» **RAW DATA**:
*** Block opens ***
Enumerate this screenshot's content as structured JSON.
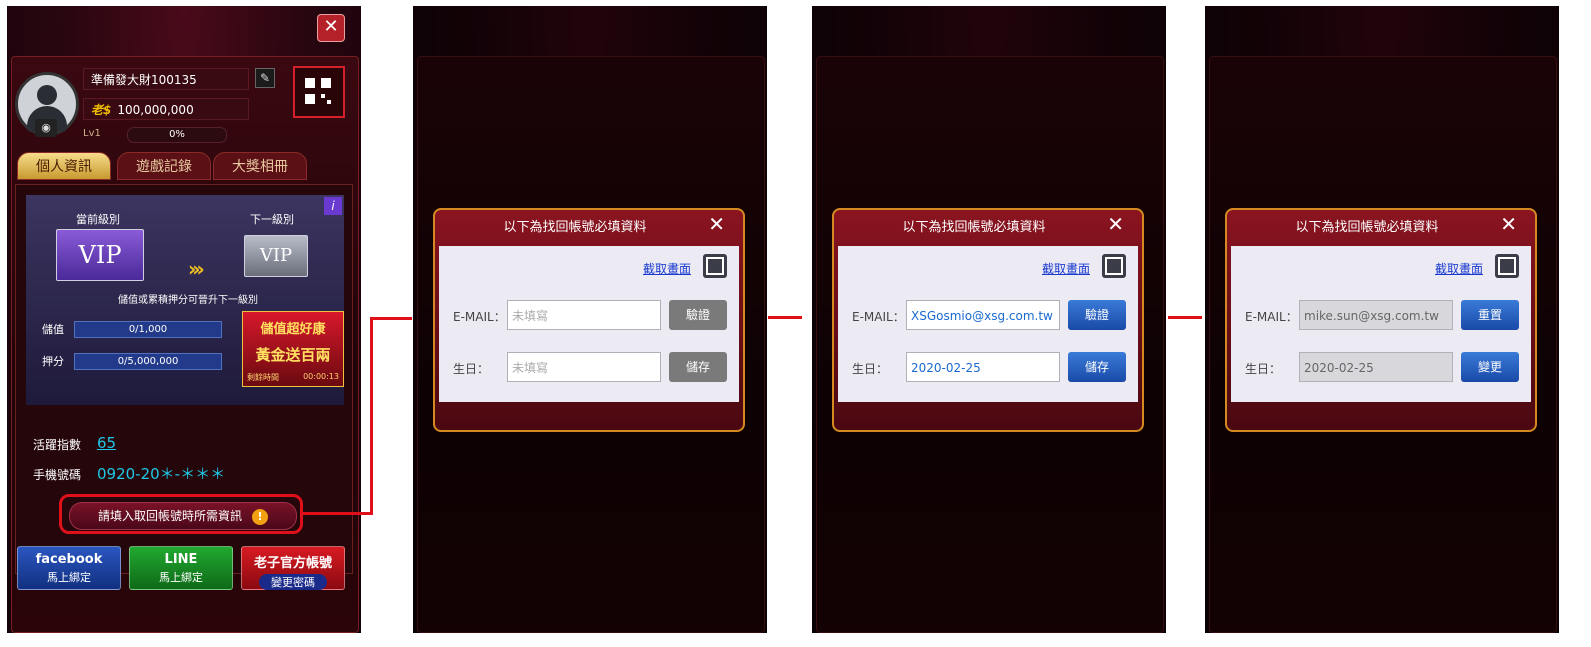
{
  "panels": [
    {
      "user_name": "準備發大財100135",
      "coin_icon": "老$",
      "coins": "100,000,000",
      "level": "Lv1",
      "xp": "0%",
      "tabs": [
        "個人資訊",
        "遊戲記錄",
        "大獎相冊"
      ],
      "current_level_label": "當前級別",
      "next_level_label": "下一級別",
      "vip_text": "VIP",
      "upgrade_hint": "儲值或累積押分可晉升下一級別",
      "deposit_label": "儲值",
      "deposit_progress": "0/1,000",
      "bet_label": "押分",
      "bet_progress": "0/5,000,000",
      "promo_title": "儲值超好康",
      "promo_sub": "黃金送百兩",
      "promo_time_label": "剩餘時間",
      "promo_time": "00:00:13",
      "activity_label": "活躍指數",
      "activity_value": "65",
      "phone_label": "手機號碼",
      "phone_value": "0920-20＊-＊＊＊",
      "action_label": "請填入取回帳號時所需資訊",
      "facebook_title": "facebook",
      "facebook_sub": "馬上綁定",
      "line_title": "LINE",
      "line_sub": "馬上綁定",
      "official_title": "老子官方帳號",
      "official_sub": "變更密碼"
    }
  ],
  "dialogs": [
    {
      "title": "以下為找回帳號必填資料",
      "capture_link": "截取畫面",
      "email_label": "E-MAIL：",
      "email_value": "未填寫",
      "verify_button": "驗證",
      "birthday_label": "生日：",
      "birthday_value": "未填寫",
      "save_button": "儲存"
    },
    {
      "title": "以下為找回帳號必填資料",
      "capture_link": "截取畫面",
      "email_label": "E-MAIL：",
      "email_value": "XSGosmio@xsg.com.tw",
      "verify_button": "驗證",
      "birthday_label": "生日：",
      "birthday_value": "2020-02-25",
      "save_button": "儲存"
    },
    {
      "title": "以下為找回帳號必填資料",
      "capture_link": "截取畫面",
      "email_label": "E-MAIL：",
      "email_value": "mike.sun@xsg.com.tw",
      "verify_button": "重置",
      "birthday_label": "生日：",
      "birthday_value": "2020-02-25",
      "save_button": "變更"
    }
  ],
  "colors": {
    "highlight": "#e0101a",
    "link": "#1a3ad0",
    "value_cyan": "#1fc8e8"
  }
}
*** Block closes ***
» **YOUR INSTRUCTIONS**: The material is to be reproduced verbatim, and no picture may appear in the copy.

» **RESULT BELOW**:
Enumerate this screenshot's content as structured JSON.
{
  "panels": [
    {
      "user_name": "準備發大財100135",
      "coin_icon": "老$",
      "coins": "100,000,000",
      "level": "Lv1",
      "xp": "0%",
      "tabs": [
        "個人資訊",
        "遊戲記錄",
        "大獎相冊"
      ],
      "current_level_label": "當前級別",
      "next_level_label": "下一級別",
      "vip_text": "VIP",
      "upgrade_hint": "儲值或累積押分可晉升下一級別",
      "deposit_label": "儲值",
      "deposit_progress": "0/1,000",
      "bet_label": "押分",
      "bet_progress": "0/5,000,000",
      "promo_title": "儲值超好康",
      "promo_sub": "黃金送百兩",
      "promo_time_label": "剩餘時間",
      "promo_time": "00:00:13",
      "activity_label": "活躍指數",
      "activity_value": "65",
      "phone_label": "手機號碼",
      "phone_value": "0920-20＊-＊＊＊",
      "action_label": "請填入取回帳號時所需資訊",
      "facebook_title": "facebook",
      "facebook_sub": "馬上綁定",
      "line_title": "LINE",
      "line_sub": "馬上綁定",
      "official_title": "老子官方帳號",
      "official_sub": "變更密碼"
    }
  ],
  "dialogs": [
    {
      "title": "以下為找回帳號必填資料",
      "capture_link": "截取畫面",
      "email_label": "E-MAIL：",
      "email_value": "未填寫",
      "verify_button": "驗證",
      "birthday_label": "生日：",
      "birthday_value": "未填寫",
      "save_button": "儲存"
    },
    {
      "title": "以下為找回帳號必填資料",
      "capture_link": "截取畫面",
      "email_label": "E-MAIL：",
      "email_value": "XSGosmio@xsg.com.tw",
      "verify_button": "驗證",
      "birthday_label": "生日：",
      "birthday_value": "2020-02-25",
      "save_button": "儲存"
    },
    {
      "title": "以下為找回帳號必填資料",
      "capture_link": "截取畫面",
      "email_label": "E-MAIL：",
      "email_value": "mike.sun@xsg.com.tw",
      "verify_button": "重置",
      "birthday_label": "生日：",
      "birthday_value": "2020-02-25",
      "save_button": "變更"
    }
  ],
  "colors": {
    "highlight": "#e0101a",
    "link": "#1a3ad0",
    "value_cyan": "#1fc8e8"
  }
}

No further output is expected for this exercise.